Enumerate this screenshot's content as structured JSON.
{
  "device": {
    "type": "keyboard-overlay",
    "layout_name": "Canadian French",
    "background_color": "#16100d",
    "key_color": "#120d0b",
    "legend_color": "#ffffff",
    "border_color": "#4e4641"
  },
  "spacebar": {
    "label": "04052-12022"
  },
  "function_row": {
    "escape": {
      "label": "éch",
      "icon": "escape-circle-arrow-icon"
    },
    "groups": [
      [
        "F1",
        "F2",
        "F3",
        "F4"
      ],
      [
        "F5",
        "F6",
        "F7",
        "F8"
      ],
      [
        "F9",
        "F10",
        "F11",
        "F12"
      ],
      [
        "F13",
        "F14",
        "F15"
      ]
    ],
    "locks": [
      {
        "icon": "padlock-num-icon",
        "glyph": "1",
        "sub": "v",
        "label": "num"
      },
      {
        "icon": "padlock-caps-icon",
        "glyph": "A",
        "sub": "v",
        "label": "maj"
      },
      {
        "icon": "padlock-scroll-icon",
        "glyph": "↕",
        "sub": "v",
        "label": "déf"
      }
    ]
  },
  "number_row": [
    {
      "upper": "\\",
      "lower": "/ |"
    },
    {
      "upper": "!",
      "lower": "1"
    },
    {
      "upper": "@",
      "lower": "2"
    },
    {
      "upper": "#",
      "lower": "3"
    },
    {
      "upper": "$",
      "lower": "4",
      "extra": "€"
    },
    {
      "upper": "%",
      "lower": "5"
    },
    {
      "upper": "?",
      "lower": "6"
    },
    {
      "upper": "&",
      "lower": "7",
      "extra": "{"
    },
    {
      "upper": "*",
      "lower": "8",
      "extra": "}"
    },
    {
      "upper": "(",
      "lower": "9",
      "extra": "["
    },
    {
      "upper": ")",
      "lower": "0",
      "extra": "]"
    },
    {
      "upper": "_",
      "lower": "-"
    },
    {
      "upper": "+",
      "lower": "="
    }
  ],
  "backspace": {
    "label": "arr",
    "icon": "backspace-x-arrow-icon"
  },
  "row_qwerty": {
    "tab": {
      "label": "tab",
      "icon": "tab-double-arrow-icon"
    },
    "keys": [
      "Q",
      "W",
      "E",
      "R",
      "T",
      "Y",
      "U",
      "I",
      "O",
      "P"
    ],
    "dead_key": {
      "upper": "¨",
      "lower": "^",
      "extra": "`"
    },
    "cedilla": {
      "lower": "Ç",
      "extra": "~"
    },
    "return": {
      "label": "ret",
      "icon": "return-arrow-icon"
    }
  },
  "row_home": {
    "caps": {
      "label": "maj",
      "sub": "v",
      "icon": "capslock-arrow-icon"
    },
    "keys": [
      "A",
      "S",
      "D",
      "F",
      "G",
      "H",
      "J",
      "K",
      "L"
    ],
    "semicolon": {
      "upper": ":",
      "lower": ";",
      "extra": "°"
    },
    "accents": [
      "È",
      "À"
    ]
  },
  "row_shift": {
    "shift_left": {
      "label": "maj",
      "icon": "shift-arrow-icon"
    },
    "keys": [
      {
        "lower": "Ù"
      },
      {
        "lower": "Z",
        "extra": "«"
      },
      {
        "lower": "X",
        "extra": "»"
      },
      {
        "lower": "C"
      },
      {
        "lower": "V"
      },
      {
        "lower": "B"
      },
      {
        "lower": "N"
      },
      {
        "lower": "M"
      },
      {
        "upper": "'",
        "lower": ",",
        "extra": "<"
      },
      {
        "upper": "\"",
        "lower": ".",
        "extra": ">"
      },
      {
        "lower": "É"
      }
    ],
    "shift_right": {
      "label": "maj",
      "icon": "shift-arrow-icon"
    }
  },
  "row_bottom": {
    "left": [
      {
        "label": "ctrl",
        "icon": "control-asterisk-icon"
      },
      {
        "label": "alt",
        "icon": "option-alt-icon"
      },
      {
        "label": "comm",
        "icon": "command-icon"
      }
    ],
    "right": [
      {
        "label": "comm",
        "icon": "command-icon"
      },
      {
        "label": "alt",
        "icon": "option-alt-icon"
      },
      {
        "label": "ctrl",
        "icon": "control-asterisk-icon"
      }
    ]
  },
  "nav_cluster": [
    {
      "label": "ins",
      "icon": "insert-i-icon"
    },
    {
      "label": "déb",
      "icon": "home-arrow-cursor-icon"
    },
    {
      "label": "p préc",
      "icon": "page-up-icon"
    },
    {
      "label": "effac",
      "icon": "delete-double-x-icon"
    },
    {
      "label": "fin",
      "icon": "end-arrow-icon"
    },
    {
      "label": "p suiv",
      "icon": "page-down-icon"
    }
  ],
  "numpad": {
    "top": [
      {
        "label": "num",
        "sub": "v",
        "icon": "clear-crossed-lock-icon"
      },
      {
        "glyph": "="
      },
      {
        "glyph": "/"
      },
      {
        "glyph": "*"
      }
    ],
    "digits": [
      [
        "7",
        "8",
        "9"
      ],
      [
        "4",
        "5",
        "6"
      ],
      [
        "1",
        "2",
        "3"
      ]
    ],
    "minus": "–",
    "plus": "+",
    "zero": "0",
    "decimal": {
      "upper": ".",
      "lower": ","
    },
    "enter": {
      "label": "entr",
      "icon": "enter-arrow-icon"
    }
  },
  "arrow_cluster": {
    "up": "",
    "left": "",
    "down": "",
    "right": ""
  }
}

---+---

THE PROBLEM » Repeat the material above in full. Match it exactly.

WRITTEN ANSWER »
Enumerate this screenshot's content as structured JSON.
{
  "device": {
    "type": "keyboard-overlay",
    "layout_name": "Canadian French",
    "background_color": "#16100d",
    "key_color": "#120d0b",
    "legend_color": "#ffffff",
    "border_color": "#4e4641"
  },
  "spacebar": {
    "label": "04052-12022"
  },
  "function_row": {
    "escape": {
      "label": "éch",
      "icon": "escape-circle-arrow-icon"
    },
    "groups": [
      [
        "F1",
        "F2",
        "F3",
        "F4"
      ],
      [
        "F5",
        "F6",
        "F7",
        "F8"
      ],
      [
        "F9",
        "F10",
        "F11",
        "F12"
      ],
      [
        "F13",
        "F14",
        "F15"
      ]
    ],
    "locks": [
      {
        "icon": "padlock-num-icon",
        "glyph": "1",
        "sub": "v",
        "label": "num"
      },
      {
        "icon": "padlock-caps-icon",
        "glyph": "A",
        "sub": "v",
        "label": "maj"
      },
      {
        "icon": "padlock-scroll-icon",
        "glyph": "↕",
        "sub": "v",
        "label": "déf"
      }
    ]
  },
  "number_row": [
    {
      "upper": "\\",
      "lower": "/ |"
    },
    {
      "upper": "!",
      "lower": "1"
    },
    {
      "upper": "@",
      "lower": "2"
    },
    {
      "upper": "#",
      "lower": "3"
    },
    {
      "upper": "$",
      "lower": "4",
      "extra": "€"
    },
    {
      "upper": "%",
      "lower": "5"
    },
    {
      "upper": "?",
      "lower": "6"
    },
    {
      "upper": "&",
      "lower": "7",
      "extra": "{"
    },
    {
      "upper": "*",
      "lower": "8",
      "extra": "}"
    },
    {
      "upper": "(",
      "lower": "9",
      "extra": "["
    },
    {
      "upper": ")",
      "lower": "0",
      "extra": "]"
    },
    {
      "upper": "_",
      "lower": "-"
    },
    {
      "upper": "+",
      "lower": "="
    }
  ],
  "backspace": {
    "label": "arr",
    "icon": "backspace-x-arrow-icon"
  },
  "row_qwerty": {
    "tab": {
      "label": "tab",
      "icon": "tab-double-arrow-icon"
    },
    "keys": [
      "Q",
      "W",
      "E",
      "R",
      "T",
      "Y",
      "U",
      "I",
      "O",
      "P"
    ],
    "dead_key": {
      "upper": "¨",
      "lower": "^",
      "extra": "`"
    },
    "cedilla": {
      "lower": "Ç",
      "extra": "~"
    },
    "return": {
      "label": "ret",
      "icon": "return-arrow-icon"
    }
  },
  "row_home": {
    "caps": {
      "label": "maj",
      "sub": "v",
      "icon": "capslock-arrow-icon"
    },
    "keys": [
      "A",
      "S",
      "D",
      "F",
      "G",
      "H",
      "J",
      "K",
      "L"
    ],
    "semicolon": {
      "upper": ":",
      "lower": ";",
      "extra": "°"
    },
    "accents": [
      "È",
      "À"
    ]
  },
  "row_shift": {
    "shift_left": {
      "label": "maj",
      "icon": "shift-arrow-icon"
    },
    "keys": [
      {
        "lower": "Ù"
      },
      {
        "lower": "Z",
        "extra": "«"
      },
      {
        "lower": "X",
        "extra": "»"
      },
      {
        "lower": "C"
      },
      {
        "lower": "V"
      },
      {
        "lower": "B"
      },
      {
        "lower": "N"
      },
      {
        "lower": "M"
      },
      {
        "upper": "'",
        "lower": ",",
        "extra": "<"
      },
      {
        "upper": "\"",
        "lower": ".",
        "extra": ">"
      },
      {
        "lower": "É"
      }
    ],
    "shift_right": {
      "label": "maj",
      "icon": "shift-arrow-icon"
    }
  },
  "row_bottom": {
    "left": [
      {
        "label": "ctrl",
        "icon": "control-asterisk-icon"
      },
      {
        "label": "alt",
        "icon": "option-alt-icon"
      },
      {
        "label": "comm",
        "icon": "command-icon"
      }
    ],
    "right": [
      {
        "label": "comm",
        "icon": "command-icon"
      },
      {
        "label": "alt",
        "icon": "option-alt-icon"
      },
      {
        "label": "ctrl",
        "icon": "control-asterisk-icon"
      }
    ]
  },
  "nav_cluster": [
    {
      "label": "ins",
      "icon": "insert-i-icon"
    },
    {
      "label": "déb",
      "icon": "home-arrow-cursor-icon"
    },
    {
      "label": "p préc",
      "icon": "page-up-icon"
    },
    {
      "label": "effac",
      "icon": "delete-double-x-icon"
    },
    {
      "label": "fin",
      "icon": "end-arrow-icon"
    },
    {
      "label": "p suiv",
      "icon": "page-down-icon"
    }
  ],
  "numpad": {
    "top": [
      {
        "label": "num",
        "sub": "v",
        "icon": "clear-crossed-lock-icon"
      },
      {
        "glyph": "="
      },
      {
        "glyph": "/"
      },
      {
        "glyph": "*"
      }
    ],
    "digits": [
      [
        "7",
        "8",
        "9"
      ],
      [
        "4",
        "5",
        "6"
      ],
      [
        "1",
        "2",
        "3"
      ]
    ],
    "minus": "–",
    "plus": "+",
    "zero": "0",
    "decimal": {
      "upper": ".",
      "lower": ","
    },
    "enter": {
      "label": "entr",
      "icon": "enter-arrow-icon"
    }
  },
  "arrow_cluster": {
    "up": "",
    "left": "",
    "down": "",
    "right": ""
  }
}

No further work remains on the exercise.